|A panoramic view of the bedroom in Overture. All of the bed-
rooms on the tour have windows with shades and curtains (KJP).
Among the 318 apartments, there are 26 apartment floorplans. There are 6-7 units per level on floors 2-4, 11 units per level on floors 6-32, and six units per floor in the penthouse levels 33 and 34, McClung said.
Rents range from $1,448-1,655 per month for the smallest units called Aria, measuring 571 to 630 square feet. A common-sized, one-bedroom with a den apartment style called Overture, priced at $2,029-2,248 per month, measures 870-918 square feet. A two-bedroom floorplan called Ensemble is priced at $2,752-2,887 per month and measures 1,236 square feet. Ensemble’s price varies depending on what floor it’s on.
Details about these and other floorplans are available in The Lumen’s leasing office. It opened recently across the street from the tower at 1501 Euclid Ave., Suite 112. The leasing office will eventually move into the lobby of the tower, Young said.
|Each of the apartments on the tour
were fully furnished for purposes
of display and orientation (KJP).
As construction progresses, more of the building will be open to tours and, ultimately, move-ins. Young said that floors 1-15 will be available for move-ins starting on June 29, floors 16-20 on Aug. 3, and floors 21-34 opening Aug. 17.
Although the tour didn’t visit the tower’s upper floors, there are still views to be had on the lower floors of The Lumen. Thanks to its design that “leans” over Euclid, the building allows residents and visitors vantage points up and down Cleveland’s main thoroughfare. The lower floors also deliver the street action, which on weekend nights in the second-largest theater district outside of New York City delivers plenty of vibrancy.
And then there’s the windows themselves — they extend from floor to ceiling. They shut out the outside noise although some windows open. A few of the apartments have balconies. In the corner units, those tall windows extend all the way into the corners where there are electrical outlets for someone to place a decorative lamp for reading. Or they can plug in their music without worrying about draining their batteries as they soak up the sights of a city on the rise.
|Tour-goers and guides mingle in the apartments that were on
display. Three floorplans were part of this first week of tours.
More parts of the building will be added to the tours as more
construction work on the building is completed (KJP).
The decor is elegantly modern and features simplicity and some gadgets. There are neutral colors, lots of angles, 9-foot-8 ceiling heights, wood-look laminate floors in common areas of apartments, carpeting in the bedrooms and ceramic tile in the bathrooms. Kitchens feature stainless steel appliances, gas stoves, white quartz countertops and tiled backsplashes.
The gadgets include Honeywell smart thermostats,?Schlage control electronic access to apartments and Draper roller shades on the floor-to-ceiling windows. There are soft-close cabinets and walk-in closets with slide-rod shelves.
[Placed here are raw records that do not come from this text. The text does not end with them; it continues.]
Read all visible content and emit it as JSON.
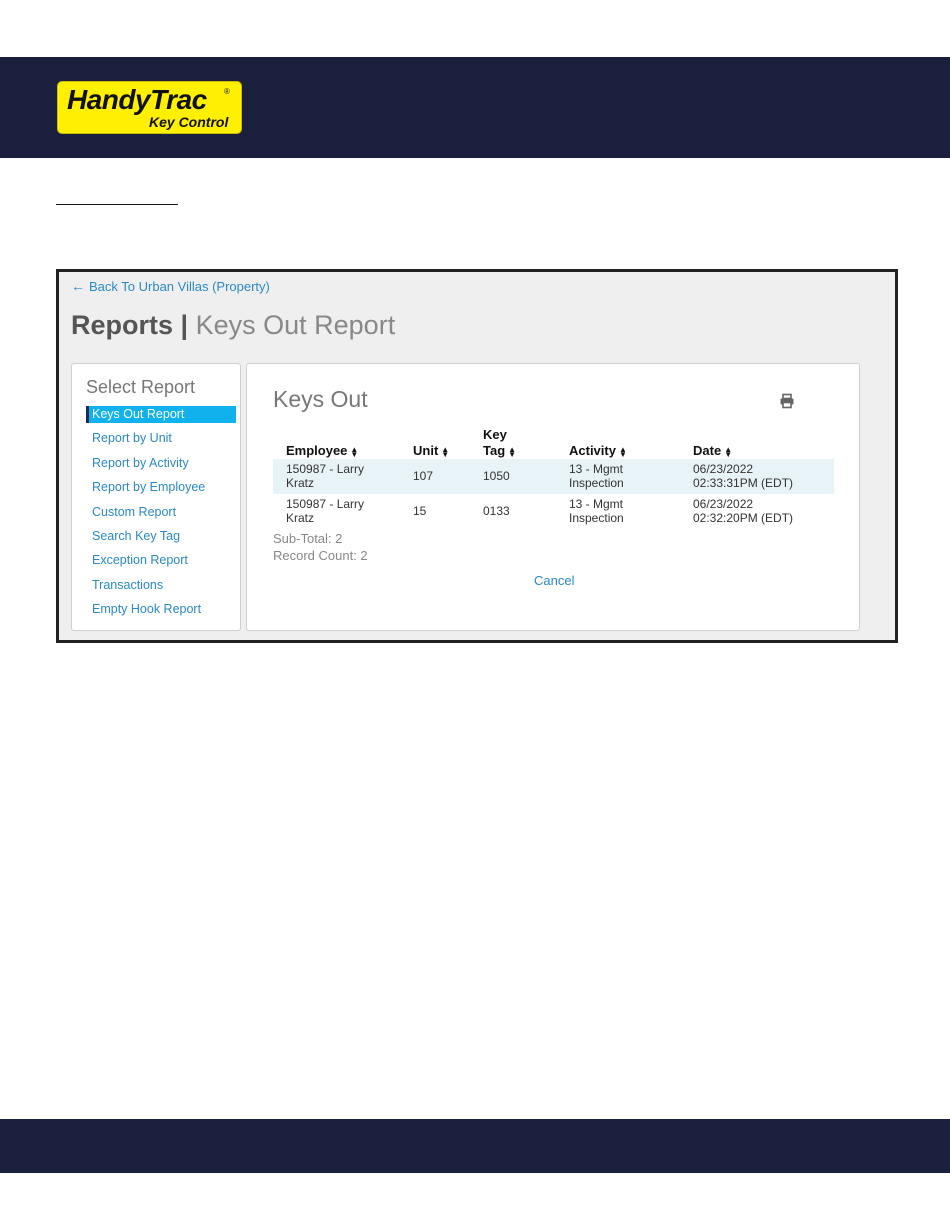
{
  "logo": {
    "main": "HandyTrac",
    "reg": "®",
    "sub": "Key Control"
  },
  "colors": {
    "navy": "#1a1f3d",
    "yellow": "#ffef00",
    "link": "#2a89c8",
    "active": "#10b2ee"
  },
  "back_link": {
    "icon": "arrow-left-icon",
    "label": "Back To Urban Villas (Property)"
  },
  "title": {
    "main": "Reports",
    "sep": "|",
    "sub": "Keys Out Report"
  },
  "sidebar": {
    "heading": "Select Report",
    "items": [
      {
        "label": "Keys Out Report",
        "active": true
      },
      {
        "label": "Report by Unit"
      },
      {
        "label": "Report by Activity"
      },
      {
        "label": "Report by Employee"
      },
      {
        "label": "Custom Report"
      },
      {
        "label": "Search Key Tag"
      },
      {
        "label": "Exception Report"
      },
      {
        "label": "Transactions"
      },
      {
        "label": "Empty Hook Report"
      }
    ]
  },
  "report": {
    "heading": "Keys Out",
    "print_icon": "print-icon",
    "columns": [
      "Employee",
      "Unit",
      "Key Tag",
      "Activity",
      "Date"
    ],
    "rows": [
      {
        "employee_1": "150987 - Larry",
        "employee_2": "Kratz",
        "unit": "107",
        "key_tag": "1050",
        "activity_1": "13 - Mgmt",
        "activity_2": "Inspection",
        "date_1": "06/23/2022",
        "date_2": "02:33:31PM (EDT)"
      },
      {
        "employee_1": "150987 - Larry",
        "employee_2": "Kratz",
        "unit": "15",
        "key_tag": "0133",
        "activity_1": "13 - Mgmt",
        "activity_2": "Inspection",
        "date_1": "06/23/2022",
        "date_2": "02:32:20PM (EDT)"
      }
    ],
    "subtotal": "Sub-Total: 2",
    "record_count": "Record Count: 2",
    "cancel": "Cancel"
  }
}
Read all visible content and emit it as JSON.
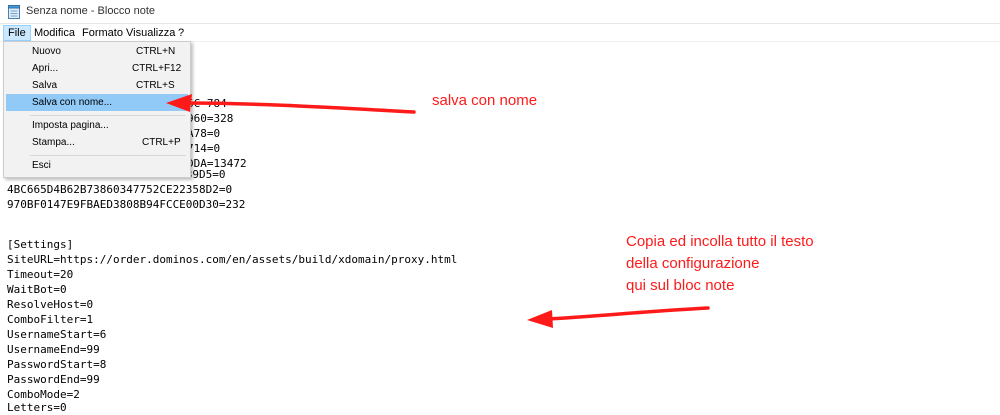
{
  "window": {
    "title": "Senza nome - Blocco note"
  },
  "menubar": {
    "items": [
      {
        "label": "File",
        "active": true
      },
      {
        "label": "Modifica"
      },
      {
        "label": "Formato"
      },
      {
        "label": "Visualizza"
      },
      {
        "label": "?"
      }
    ]
  },
  "file_menu": {
    "items": [
      {
        "label": "Nuovo",
        "shortcut": "CTRL+N"
      },
      {
        "label": "Apri...",
        "shortcut": "CTRL+F12"
      },
      {
        "label": "Salva",
        "shortcut": "CTRL+S"
      },
      {
        "label": "Salva con nome...",
        "shortcut": "",
        "highlighted": true
      },
      {
        "label": "Imposta pagina...",
        "shortcut": ""
      },
      {
        "label": "Stampa...",
        "shortcut": "CTRL+P"
      },
      {
        "label": "Esci",
        "shortcut": ""
      }
    ]
  },
  "editor": {
    "partial_lines": [
      "6C-784",
      "960=328",
      "A78=0",
      "714=0",
      "DDA=13472",
      "0C1C2CFC1D6913A5694CF27CBFC39D5=0"
    ],
    "lines": [
      "4BC665D4B62B73860347752CE22358D2=0",
      "970BF0147E9FBAED3808B94FCCE00D30=232",
      "",
      "",
      "[Settings]",
      "SiteURL=https://order.dominos.com/en/assets/build/xdomain/proxy.html",
      "Timeout=20",
      "WaitBot=0",
      "ResolveHost=0",
      "ComboFilter=1",
      "UsernameStart=6",
      "UsernameEnd=99",
      "PasswordStart=8",
      "PasswordEnd=99",
      "ComboMode=2",
      "Letters=0"
    ]
  },
  "annotations": {
    "save_note": "salva con nome",
    "copy_note_lines": [
      "Copia ed incolla tutto il testo",
      "della configurazione",
      "qui sul bloc note"
    ],
    "color": "#ff1a1a"
  },
  "icons": {
    "app": "notepad-icon"
  }
}
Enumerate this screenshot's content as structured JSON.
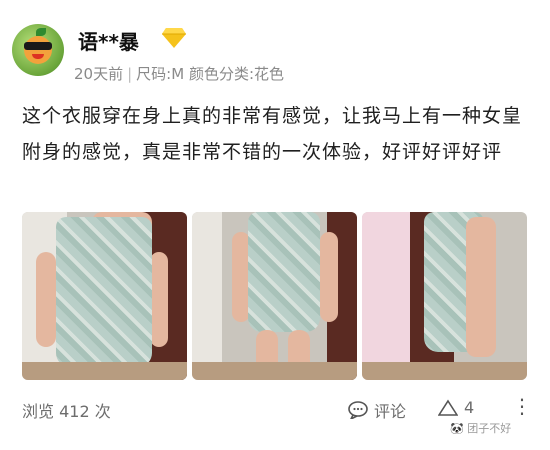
{
  "user": {
    "name": "语**暴",
    "time": "20天前",
    "size": "尺码:M",
    "color": "颜色分类:花色",
    "separator": "|"
  },
  "review_text": "这个衣服穿在身上真的非常有感觉，让我马上有一种女皇附身的感觉，真是非常不错的一次体验，好评好评好评",
  "footer": {
    "views": "浏览 412 次",
    "comment_label": "评论",
    "like_count": "4",
    "more": "⋮"
  },
  "watermark": "🐼 团子不好",
  "icons": {
    "avatar": "fruit-sunglasses-avatar",
    "badge": "diamond-icon",
    "comment": "comment-icon",
    "like": "triangle-like-icon",
    "more": "more-vertical-icon"
  },
  "colors": {
    "diamond": "#f5c21b",
    "meta": "#8a8a8a",
    "footer": "#6d6d6d"
  }
}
Although it’s the latest and tallest new residential tower in downtown Cleveland, it certainly won’t be the last. Construction is due to start this summer on the 23-story City Club Apartments, 720 Euclid. There are also for-sale offerings starting to emerge downtown as well to meet the seemingly insatiable demand for housing in Cleveland’s urban core.
|Other areas of the building were
in various stages of construction,
with less advanced work done
higher up in the building. Yet
the lobby still has a ways to
go as it was used for construc-
tion materials staging (KJP).